Joseph MoroniContributor IMay 14, 2009

LAKE FOREST, IL - APRIL 3:  Chicago Bears general manager Jerry Angelo, quarterback Jay Cutler and head coach Lovie Smith are all smiles after introducing Cutler as their new quarterback during a press conference on April 3, 2009 at Halas Hall in Lake Forest, Illinois. (Photo by Jim Prisching/Getty Images)

The Bears trading for quarterback Jay Cutler was not only the best offseason move the Bears have ever made, it also may result in a big change in the way that the Bears offense traditionally runs.

The Bears have traditionally been a defensive minded team that relies heavily on a good running game. This season with Jay Cutler as the quarterback, the Bears will have a little bit more firepower and will probably pass the ball a lot more.

With the quality running back that the Bears have in Matt forte, who led the team in rushing and receptions, It would seem obvious that the Bears should continue to play the way they always have. But what is different now is that the Bears actually have a downfield threat at quarterback for the first time since Brett Favre's career began. This opens up a variety of offensive opportunities for the Bears.

In the past, the passing game has been dictated almost exclusively by the Bears running game. If the running game was firing on all cylinders, the passing game via play action pass could be employed.  But if the running game was struggling, the Bears would many times force the passing game.

With Rex Grossman in the lineup, this meant big time turnovers. With Kyle Orton in the game, it resulted in many a three and out. Expect the Bears to utilize the play-action pass a little bit more this season as they finally have a quarterback who can throw the ball downfield accurately to go along with the great running back. 

To go along with the play-action pass, we will probably see the Bears offense call more straight dropback passing plays. They will do this not only because of the passing ability of Jay Cutler, but because the Bears spent a great deal of their offseason improving their tight end and wide receiver corps. This will no doubt enable the Bears to strike with both the running and passing games.

Many times in the past, the Bears relied heavily on their tight ends to be the favorite target for the quarterback.  Don't expect that to change this season, in fact don't be surprised if the Bears employ that a lot this season. 

The combination of Greg Olson (54 rec, 574 yards, 5 TD) and Desmond Clark (41 rec, 367 yards,1 TD) combined for almost 1000 yards last season. Both players figure to meet or exceed those numbers this year. The Bears also signed tight end Michael Gaines which will only add to their depth at that position. Expect to see a lot of two tight end passing sets throughout the season.


Last season, rookie running back Matt Forte led the team in receptions and had 477 receiving yards. While Forte will still be a valuable asset in the passing game in 2009, the teams focused on wide receivers in this year's draft probably means that Matt forte will not have the type of year reception wise as he did last year.

The Bears three wide receiver picks during the draft (Iglesias, Kinder, Knox) bring much-needed speed and catch ability to a core of wide receivers that was led in yardage by a kickoff and punt returner last season.
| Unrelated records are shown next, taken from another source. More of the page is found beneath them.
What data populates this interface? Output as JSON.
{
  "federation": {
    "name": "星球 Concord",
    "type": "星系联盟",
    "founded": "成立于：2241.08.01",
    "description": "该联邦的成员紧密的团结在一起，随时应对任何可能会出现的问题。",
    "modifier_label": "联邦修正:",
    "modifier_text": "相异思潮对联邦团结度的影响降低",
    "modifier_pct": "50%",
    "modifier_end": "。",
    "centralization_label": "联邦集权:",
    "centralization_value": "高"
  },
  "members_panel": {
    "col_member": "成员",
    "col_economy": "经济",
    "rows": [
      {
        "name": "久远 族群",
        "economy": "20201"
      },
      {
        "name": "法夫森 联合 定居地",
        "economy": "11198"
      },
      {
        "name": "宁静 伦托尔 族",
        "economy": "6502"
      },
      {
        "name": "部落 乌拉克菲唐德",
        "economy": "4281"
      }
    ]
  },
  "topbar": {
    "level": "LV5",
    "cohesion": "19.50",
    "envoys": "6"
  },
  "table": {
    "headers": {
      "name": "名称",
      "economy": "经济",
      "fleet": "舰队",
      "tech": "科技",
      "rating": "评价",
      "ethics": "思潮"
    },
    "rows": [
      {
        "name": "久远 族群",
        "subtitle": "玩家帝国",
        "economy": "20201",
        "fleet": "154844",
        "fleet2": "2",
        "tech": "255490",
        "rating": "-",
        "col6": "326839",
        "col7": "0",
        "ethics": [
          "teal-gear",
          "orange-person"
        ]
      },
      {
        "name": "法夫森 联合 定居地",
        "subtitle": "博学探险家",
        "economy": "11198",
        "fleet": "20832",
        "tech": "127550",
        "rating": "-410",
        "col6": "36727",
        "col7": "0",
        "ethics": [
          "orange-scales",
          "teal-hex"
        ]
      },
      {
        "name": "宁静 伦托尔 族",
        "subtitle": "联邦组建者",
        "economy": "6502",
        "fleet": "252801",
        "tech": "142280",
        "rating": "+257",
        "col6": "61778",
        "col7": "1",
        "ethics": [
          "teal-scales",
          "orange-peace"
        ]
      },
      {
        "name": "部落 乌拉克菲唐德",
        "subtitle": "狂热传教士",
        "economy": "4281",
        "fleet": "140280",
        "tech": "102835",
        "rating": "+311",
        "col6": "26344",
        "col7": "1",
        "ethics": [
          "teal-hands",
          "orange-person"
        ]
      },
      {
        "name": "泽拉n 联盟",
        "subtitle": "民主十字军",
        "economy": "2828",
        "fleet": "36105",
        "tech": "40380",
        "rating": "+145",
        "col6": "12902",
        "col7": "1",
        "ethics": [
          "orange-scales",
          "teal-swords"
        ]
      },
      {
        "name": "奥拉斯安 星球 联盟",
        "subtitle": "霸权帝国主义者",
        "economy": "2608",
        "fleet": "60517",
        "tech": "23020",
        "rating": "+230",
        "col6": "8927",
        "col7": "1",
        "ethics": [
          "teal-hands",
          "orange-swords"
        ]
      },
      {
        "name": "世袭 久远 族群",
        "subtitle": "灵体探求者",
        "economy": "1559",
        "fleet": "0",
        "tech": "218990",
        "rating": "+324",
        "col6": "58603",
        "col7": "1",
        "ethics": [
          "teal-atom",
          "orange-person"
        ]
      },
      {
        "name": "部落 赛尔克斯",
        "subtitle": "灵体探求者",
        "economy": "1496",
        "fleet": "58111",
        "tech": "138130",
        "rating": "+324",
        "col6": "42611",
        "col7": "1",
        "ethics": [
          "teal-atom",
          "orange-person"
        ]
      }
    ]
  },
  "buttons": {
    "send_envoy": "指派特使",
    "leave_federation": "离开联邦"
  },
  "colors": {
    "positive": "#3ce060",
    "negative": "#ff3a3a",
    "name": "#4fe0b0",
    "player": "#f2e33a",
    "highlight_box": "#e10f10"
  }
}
In addition to perhaps taking away from the amount of passes that Forte will see throughout the year, Devin Hester figures to have some of the pressure taken off him as the only big play guy on the offense. While these players are unproven, they are sure to see a lot of passes in their rookie year with Jay Cutler at the helm.

Overall, the major changes to the playbook will probably be that the Bears will pass maybe a little bit more often than they have in years past. They will still probably run the ball quite a bit, but it is important to note that the offense will be a lot less one-dimensional.

Expect to see the same amount if not more play-action passes to keep the defense honest, which will probably open up the running game even more. Expect the Bears to take more chances downfield to take advantage of Cutler's superior arm and throwing ability.

While the Bears will not look drastically different during the 2009 season, the changes will be notable enough that you will see that this isn't the typical run-first Bears offense that fans here in Chicago have grown used to over the last two decades.